We had 2 singing groups perform today.  They were both fabulous Broadway-quality singers.  I loved their uniforms.  Especially the black skirts because they were all obviously different, yet they still looked very unified. 


The whole time the groups were singing (in Bimba, not English so I had NO idea what they were singing) I kept looking at the precious kids sitting in front of us.  I got a photo of their heads in the second picture.

I love cute kids!!

I got distracted during the announcements that were all in Bimba.  I had no idea what they were saying.  Oh well.

Mr. Sarra, our supervisor’s husband, preached today on Psalm 49.  Thank goodness he’s an American and he preached in English.  Henry translated to Bimba again and Mrs. Sarra translated to Sign Language.  I translated it into my journal.  Mr. Sarra kept jumping around to Ecclesiastes and Luke and then back to Ecclesiastes.  But the message was good:

Don’t work to achieve things, work hard for God.  We must work for food, but we shouldn’t work just to acquire worldly possessions that perish.  We should work to make God known in whatever job we have.  We will have to answer for what we do. 

He used a lot of solid examples from Ecclesiastes.  Solomon was wise and rich and he realized all his wealth and nice things wasn’t important.  It made me think: what am I working for?  Where is my heart when I work?  Trying to attain nice things?  Or trying to attain God’s Glory?

It was interesting to see that even in a developing country where people have SO little, we all still need to be reminded of what matters in life.  It’s so easy to get caught up “wanting things.”

After church we sat around for a while.  Frances and I played with the kids.  They didn’t speak English yet because they weren’t old enough for school.  We played “ring around the rosie” and by the 3rd time, the kids were falling down and laughing.  So fun!  Then we played follow the leader. 

We also took our picture with a window because Frances thought it was neat.  Don't we look super fancy?

After game time, we had lunch.  And not just any lunch, a feast!!
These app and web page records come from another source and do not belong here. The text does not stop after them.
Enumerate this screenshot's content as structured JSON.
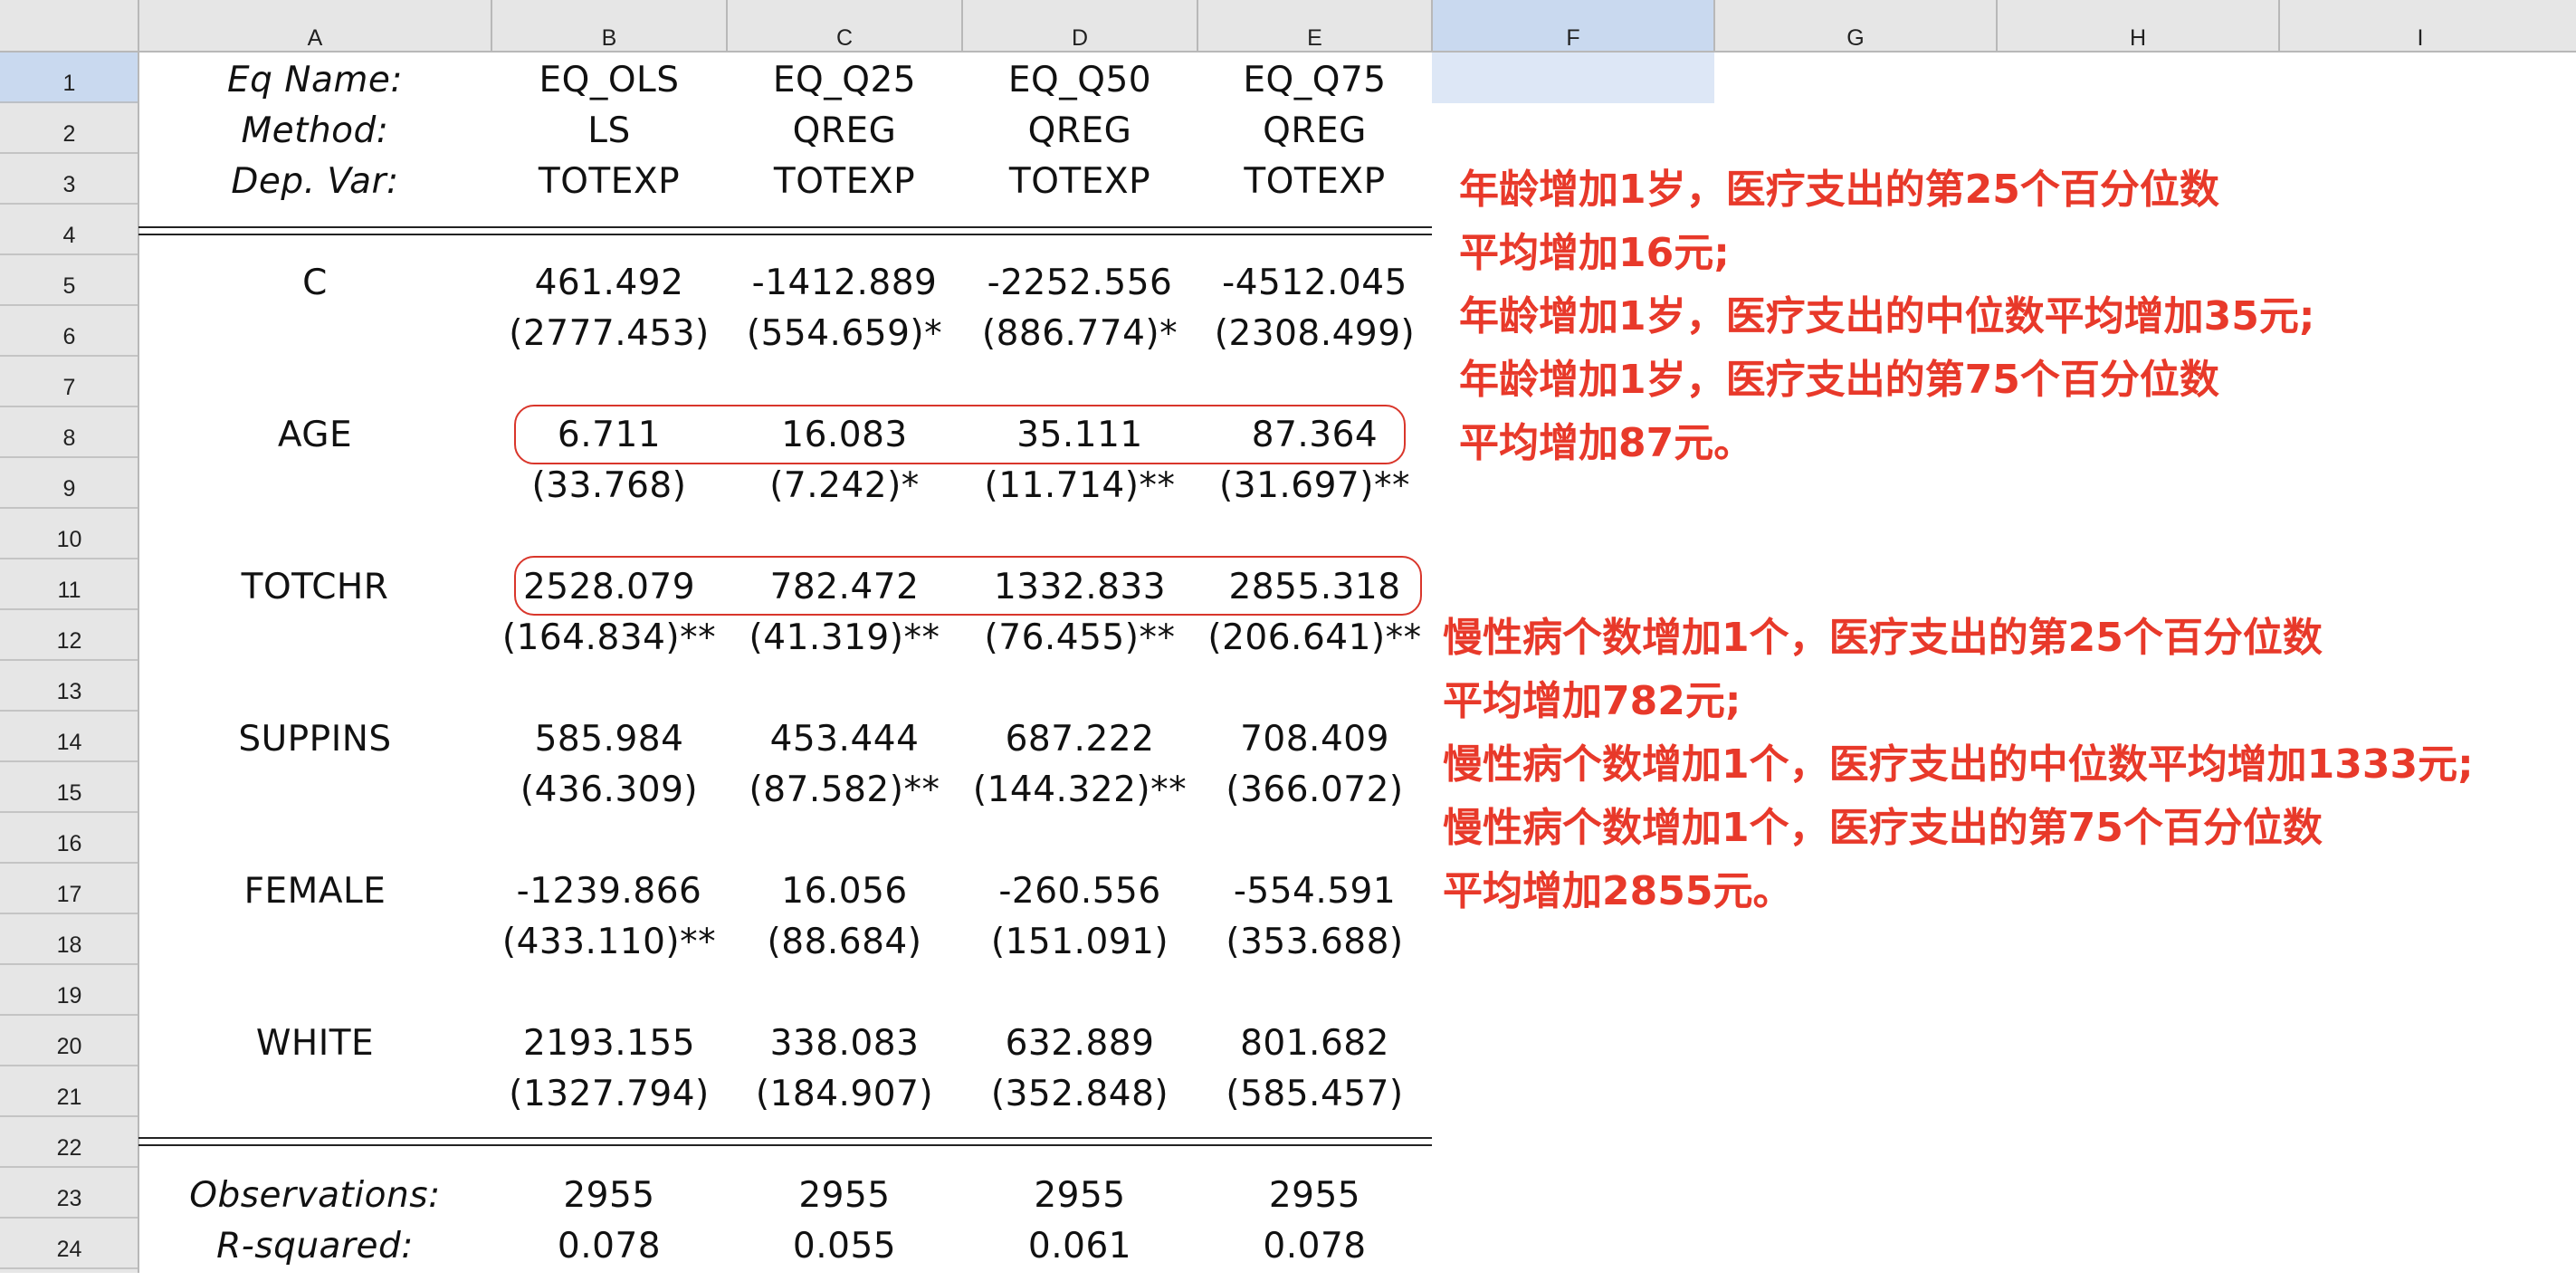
{
  "columns": [
    "A",
    "B",
    "C",
    "D",
    "E",
    "F",
    "G",
    "H",
    "I"
  ],
  "rows": [
    "1",
    "2",
    "3",
    "4",
    "5",
    "6",
    "7",
    "8",
    "9",
    "10",
    "11",
    "12",
    "13",
    "14",
    "15",
    "16",
    "17",
    "18",
    "19",
    "20",
    "21",
    "22",
    "23",
    "24"
  ],
  "table": {
    "header": [
      [
        "Eq Name:",
        "EQ_OLS",
        "EQ_Q25",
        "EQ_Q50",
        "EQ_Q75"
      ],
      [
        "Method:",
        "LS",
        "QREG",
        "QREG",
        "QREG"
      ],
      [
        "Dep. Var:",
        "TOTEXP",
        "TOTEXP",
        "TOTEXP",
        "TOTEXP"
      ]
    ],
    "vars": [
      {
        "name": "C",
        "coef": [
          "461.492",
          "-1412.889",
          "-2252.556",
          "-4512.045"
        ],
        "se": [
          "(2777.453)",
          "(554.659)*",
          "(886.774)*",
          "(2308.499)"
        ]
      },
      {
        "name": "AGE",
        "coef": [
          "6.711",
          "16.083",
          "35.111",
          "87.364"
        ],
        "se": [
          "(33.768)",
          "(7.242)*",
          "(11.714)**",
          "(31.697)**"
        ]
      },
      {
        "name": "TOTCHR",
        "coef": [
          "2528.079",
          "782.472",
          "1332.833",
          "2855.318"
        ],
        "se": [
          "(164.834)**",
          "(41.319)**",
          "(76.455)**",
          "(206.641)**"
        ]
      },
      {
        "name": "SUPPINS",
        "coef": [
          "585.984",
          "453.444",
          "687.222",
          "708.409"
        ],
        "se": [
          "(436.309)",
          "(87.582)**",
          "(144.322)**",
          "(366.072)"
        ]
      },
      {
        "name": "FEMALE",
        "coef": [
          "-1239.866",
          "16.056",
          "-260.556",
          "-554.591"
        ],
        "se": [
          "(433.110)**",
          "(88.684)",
          "(151.091)",
          "(353.688)"
        ]
      },
      {
        "name": "WHITE",
        "coef": [
          "2193.155",
          "338.083",
          "632.889",
          "801.682"
        ],
        "se": [
          "(1327.794)",
          "(184.907)",
          "(352.848)",
          "(585.457)"
        ]
      }
    ],
    "footer": [
      [
        "Observations:",
        "2955",
        "2955",
        "2955",
        "2955"
      ],
      [
        "R-squared:",
        "0.078",
        "0.055",
        "0.061",
        "0.078"
      ]
    ]
  },
  "notes_age": [
    "年龄增加1岁，医疗支出的第25个百分位数",
    "平均增加16元;",
    "年龄增加1岁，医疗支出的中位数平均增加35元;",
    "年龄增加1岁，医疗支出的第75个百分位数",
    "平均增加87元。"
  ],
  "notes_totchr": [
    "慢性病个数增加1个，医疗支出的第25个百分位数",
    "平均增加782元;",
    "慢性病个数增加1个，医疗支出的中位数平均增加1333元;",
    "慢性病个数增加1个，医疗支出的第75个百分位数",
    "平均增加2855元。"
  ],
  "colors": {
    "annotation": "#e8392a",
    "highlight_box": "#d9362b",
    "selected_header": "#c9d9ef",
    "selected_cell": "#dde7f6",
    "header_bg": "#e4e4e4"
  }
}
We ate a HUGE lunch, full of Nshima (cornmeal, which is the same as the corn fufu/ NjamaNjama that they ate in Cameroon) and chicken and cabbage and rice and beans.

We also had some sweet orange kool-aid like drink.  We bought some this afternoon.  It was fabulous! (especially when all you drink is water!)

It was delicious, and it was our first experience eating "traditional" food.  We loved it.  You mush up the white cornmeal (Nshima) into a ball and then make a scoop out of it to scoop up beans and cabbage and sauce.  Our hands were covered in food, but it was SO worth it!!

[my plate]

But we were so full.  I learned the word "full" in sign language (along with an assortment of other words: respect, Christ, them, they, fish, village, and the motion for "I'm so full, bumping up and down on this dirt road is not fun!")

I took a huge nap and then Frances and I walked down to Joseph’s store.  We, well more Frances, needed more cookies.  And we wanted to buy that amazing orange juice drink.

And we found a huge tree on our way back that made it all worth walking for.  I have no idea how this tree got to be so big, but we had fun taking pictures with it.

[monster tree!]

We LOVE the sunset here and we feel we are going to be quite disappointed in the sunsets when we return to America.  The only thing missing here is a glass of wine and our sunsets would be perfect!  Our cameras can't capture the vidid colors and power of God's painted skies.

But we tried:


After returning home we ate a huge dinner.

 We have leftovers from dinner though, so I'm thankful.  We have mac and cheese, ham, and collard greens.  I don't like ham in America, but she cooked this ham with pineapple and cherries and it made some kind of carmelized sauce and was delicious.  I'd eat ham if it always tasted like that!  I didn't like the collard greens much.  They weren't actually collard greens, they were some kind of greens here called "rape."  People eat them all the time.  I think it reminded me too much of bitter leaf that I ate in Cameroon.  Yuck.

We were very thankful for the food and the fellowship today!

Well, it’s off to bed!  We have outreach clinic tomorrow, and we’ve heard there will be a lot of people there!  I hope so!

1 comment:

  1. It is so crazy that you're in Africa, but I am loving here all about it. Praying for you!